"Jim was a valuable member of our hockey operations staff for the past eight seasons," Bruins President Cam Neely said in a statement released by the team on Thursday. "Our organization is appreciative of the contributions he made and we wish him and his family the best in their new endeavor in Vancouver."
"Jim was a valuable member of our organization, whose experience, work ethic and hockey acumen was greatly appreciated in the course of his time here," Bruins General Manager Peter Chiarelli said in a statement. "We wish him the best of luck in his new position. Jim will have no further obligations to the Bruins effective immediately. We will look internally and externally to replace that position."
BostonBruins.com - On July 5, 2006, a 29-year-old Zdeno Chara was introduced as a Boston Bruin. He was entering his ninth season in the NHL.
The Bruins had not made the Conference Semifinal since 1999. They hadn't reached the Conference Final since 1992. They hadn't reached the Final since 1990. They hadn't won the Cup since 1972.
"I’m just very happy to be a part of this organization," Chara had said, among his first words to Boston media on that July day. "Hopefully, we can turn it around."

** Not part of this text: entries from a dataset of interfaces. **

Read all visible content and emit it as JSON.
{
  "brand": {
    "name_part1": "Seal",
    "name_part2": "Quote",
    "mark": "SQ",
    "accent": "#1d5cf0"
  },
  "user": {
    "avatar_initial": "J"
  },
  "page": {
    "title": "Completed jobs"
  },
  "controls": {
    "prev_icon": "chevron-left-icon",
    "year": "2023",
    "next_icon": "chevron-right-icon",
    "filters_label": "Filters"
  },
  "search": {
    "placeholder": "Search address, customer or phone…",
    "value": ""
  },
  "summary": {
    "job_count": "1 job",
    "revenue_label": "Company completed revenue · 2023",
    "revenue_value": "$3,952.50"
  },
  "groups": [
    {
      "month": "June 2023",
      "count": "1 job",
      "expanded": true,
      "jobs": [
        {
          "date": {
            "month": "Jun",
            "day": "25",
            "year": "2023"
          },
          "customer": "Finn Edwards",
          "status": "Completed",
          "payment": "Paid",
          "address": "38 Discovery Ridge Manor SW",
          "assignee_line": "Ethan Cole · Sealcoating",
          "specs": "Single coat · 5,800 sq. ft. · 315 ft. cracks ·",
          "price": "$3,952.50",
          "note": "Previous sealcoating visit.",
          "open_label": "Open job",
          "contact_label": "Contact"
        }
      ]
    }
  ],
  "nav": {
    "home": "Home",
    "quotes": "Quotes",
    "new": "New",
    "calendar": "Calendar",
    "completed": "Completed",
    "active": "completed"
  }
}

Their window of opportunity was starting to re-open, with a nudge from a 6-foot-9, 255-pound defenseman.
"I just want to be involved in this whole process. I am not afraid of a challenge," he said, of choosing Boston as a highly sought-after free agent.
"I am willing to lead by my example with hard work, dedication, discipline, and drive. I want to put this team on the winning track. Once we do that, I want to contend for a Cup and be champions."
Chara was named the 18th Captain in Bruins' history on October 3, 2006, with Patrice Bergeron named an alternate captain, as a ripe 21-year-old, who played well beyond his years. Future alternate captain David Krejci played just six games in the League that season in 2006-07, Chara's first in the Spoked-B. He was 20. He, too, would help push the window open.